→ Given entries

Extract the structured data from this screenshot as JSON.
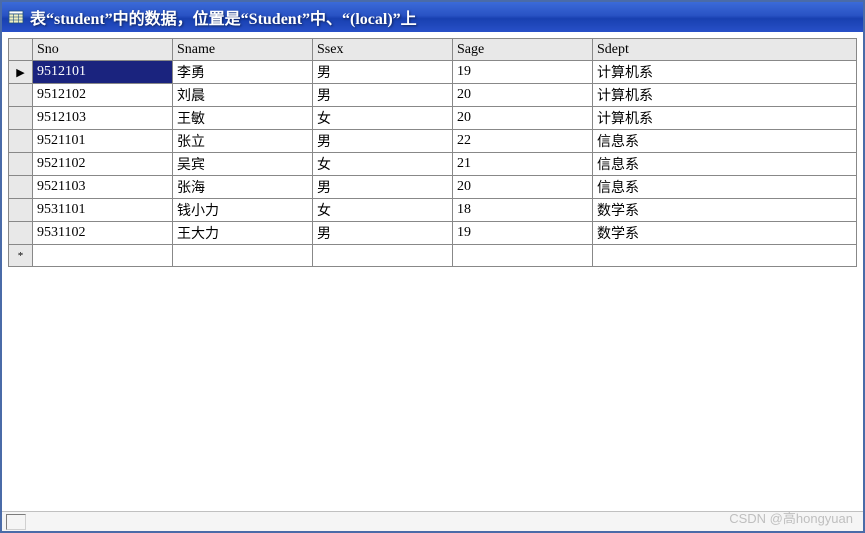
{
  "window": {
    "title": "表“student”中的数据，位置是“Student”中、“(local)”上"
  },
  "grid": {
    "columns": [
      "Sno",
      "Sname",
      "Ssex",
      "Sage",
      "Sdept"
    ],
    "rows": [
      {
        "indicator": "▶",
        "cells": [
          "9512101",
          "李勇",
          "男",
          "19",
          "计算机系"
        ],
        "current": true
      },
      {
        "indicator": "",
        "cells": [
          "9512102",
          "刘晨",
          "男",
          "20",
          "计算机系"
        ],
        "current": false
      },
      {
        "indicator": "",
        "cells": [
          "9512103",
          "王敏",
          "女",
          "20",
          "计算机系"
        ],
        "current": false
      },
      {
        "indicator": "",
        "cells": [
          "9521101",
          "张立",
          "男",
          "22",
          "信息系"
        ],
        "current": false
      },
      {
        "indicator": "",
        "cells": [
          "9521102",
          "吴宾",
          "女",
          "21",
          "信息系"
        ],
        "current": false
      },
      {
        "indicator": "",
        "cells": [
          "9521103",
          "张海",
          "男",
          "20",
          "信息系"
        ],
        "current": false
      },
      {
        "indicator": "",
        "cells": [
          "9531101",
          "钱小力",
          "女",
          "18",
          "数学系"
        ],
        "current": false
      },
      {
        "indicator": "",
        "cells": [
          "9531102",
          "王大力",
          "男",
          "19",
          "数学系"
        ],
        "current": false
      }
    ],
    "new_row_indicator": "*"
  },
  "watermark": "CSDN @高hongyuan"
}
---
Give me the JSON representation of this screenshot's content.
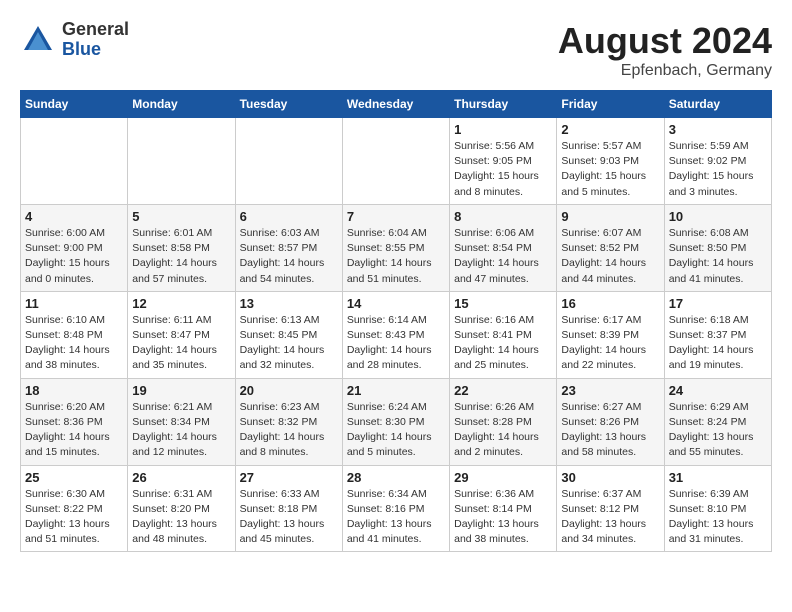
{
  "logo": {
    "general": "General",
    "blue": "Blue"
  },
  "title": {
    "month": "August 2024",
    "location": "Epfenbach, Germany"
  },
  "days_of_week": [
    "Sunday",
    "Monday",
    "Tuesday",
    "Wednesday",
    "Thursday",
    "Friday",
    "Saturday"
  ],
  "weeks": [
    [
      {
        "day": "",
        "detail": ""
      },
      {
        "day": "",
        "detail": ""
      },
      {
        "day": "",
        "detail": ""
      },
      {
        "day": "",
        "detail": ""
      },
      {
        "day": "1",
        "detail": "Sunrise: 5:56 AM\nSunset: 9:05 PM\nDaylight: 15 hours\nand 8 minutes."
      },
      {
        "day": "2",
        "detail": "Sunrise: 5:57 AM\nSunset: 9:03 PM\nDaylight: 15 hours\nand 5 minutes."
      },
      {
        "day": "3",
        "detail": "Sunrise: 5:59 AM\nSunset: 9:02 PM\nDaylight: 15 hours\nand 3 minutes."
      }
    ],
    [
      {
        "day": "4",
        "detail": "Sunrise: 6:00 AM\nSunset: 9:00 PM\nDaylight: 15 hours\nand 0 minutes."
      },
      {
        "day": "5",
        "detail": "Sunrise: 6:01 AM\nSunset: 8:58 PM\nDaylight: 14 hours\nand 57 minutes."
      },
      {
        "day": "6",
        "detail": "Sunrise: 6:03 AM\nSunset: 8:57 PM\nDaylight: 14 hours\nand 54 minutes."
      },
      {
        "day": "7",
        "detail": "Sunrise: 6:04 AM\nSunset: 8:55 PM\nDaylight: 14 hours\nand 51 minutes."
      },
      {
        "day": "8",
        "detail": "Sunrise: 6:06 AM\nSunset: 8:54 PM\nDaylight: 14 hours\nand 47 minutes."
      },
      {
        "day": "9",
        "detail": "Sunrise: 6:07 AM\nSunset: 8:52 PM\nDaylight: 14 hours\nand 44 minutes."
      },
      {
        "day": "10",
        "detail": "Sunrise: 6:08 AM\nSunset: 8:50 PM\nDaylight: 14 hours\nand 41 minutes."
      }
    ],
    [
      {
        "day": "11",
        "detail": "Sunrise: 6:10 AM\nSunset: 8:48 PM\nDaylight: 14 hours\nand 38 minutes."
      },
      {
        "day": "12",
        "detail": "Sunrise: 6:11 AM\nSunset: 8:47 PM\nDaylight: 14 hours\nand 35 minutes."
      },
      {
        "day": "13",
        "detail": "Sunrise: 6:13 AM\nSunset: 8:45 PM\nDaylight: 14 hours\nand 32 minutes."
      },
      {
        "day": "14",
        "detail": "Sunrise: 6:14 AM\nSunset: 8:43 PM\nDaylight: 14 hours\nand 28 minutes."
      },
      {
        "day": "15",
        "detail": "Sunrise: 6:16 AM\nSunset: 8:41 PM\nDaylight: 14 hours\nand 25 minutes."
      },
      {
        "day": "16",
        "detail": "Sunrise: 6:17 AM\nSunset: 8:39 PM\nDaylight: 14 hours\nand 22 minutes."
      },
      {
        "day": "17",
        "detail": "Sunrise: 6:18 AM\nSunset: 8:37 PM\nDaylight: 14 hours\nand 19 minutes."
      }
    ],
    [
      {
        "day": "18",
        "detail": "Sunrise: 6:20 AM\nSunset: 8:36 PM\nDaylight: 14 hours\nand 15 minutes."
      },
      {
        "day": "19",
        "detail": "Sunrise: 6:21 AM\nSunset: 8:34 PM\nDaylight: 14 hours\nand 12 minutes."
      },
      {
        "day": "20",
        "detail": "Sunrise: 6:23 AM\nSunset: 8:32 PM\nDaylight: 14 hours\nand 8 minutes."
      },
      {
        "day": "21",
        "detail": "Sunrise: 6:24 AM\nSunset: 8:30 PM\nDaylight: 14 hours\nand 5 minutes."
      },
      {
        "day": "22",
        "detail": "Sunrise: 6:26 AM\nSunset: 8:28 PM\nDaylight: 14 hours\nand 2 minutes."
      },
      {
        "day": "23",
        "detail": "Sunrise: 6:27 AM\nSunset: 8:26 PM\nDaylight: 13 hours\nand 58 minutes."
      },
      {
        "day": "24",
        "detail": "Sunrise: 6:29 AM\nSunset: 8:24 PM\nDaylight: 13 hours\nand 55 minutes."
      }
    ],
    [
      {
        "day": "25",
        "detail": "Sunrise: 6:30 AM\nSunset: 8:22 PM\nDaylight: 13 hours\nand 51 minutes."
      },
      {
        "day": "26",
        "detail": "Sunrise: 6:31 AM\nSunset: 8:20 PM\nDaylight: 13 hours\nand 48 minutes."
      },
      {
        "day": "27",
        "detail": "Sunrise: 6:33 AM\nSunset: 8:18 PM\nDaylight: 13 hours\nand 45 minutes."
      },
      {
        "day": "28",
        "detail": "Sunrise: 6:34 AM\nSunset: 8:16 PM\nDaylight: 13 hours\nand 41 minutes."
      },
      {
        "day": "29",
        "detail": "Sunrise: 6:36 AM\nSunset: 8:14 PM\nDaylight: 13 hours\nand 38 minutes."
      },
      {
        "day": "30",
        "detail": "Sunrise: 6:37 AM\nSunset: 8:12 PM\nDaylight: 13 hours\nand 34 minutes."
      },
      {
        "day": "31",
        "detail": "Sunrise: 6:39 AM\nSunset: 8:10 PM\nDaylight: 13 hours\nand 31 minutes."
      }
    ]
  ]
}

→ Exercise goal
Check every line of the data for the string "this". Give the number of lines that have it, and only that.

→ Response
2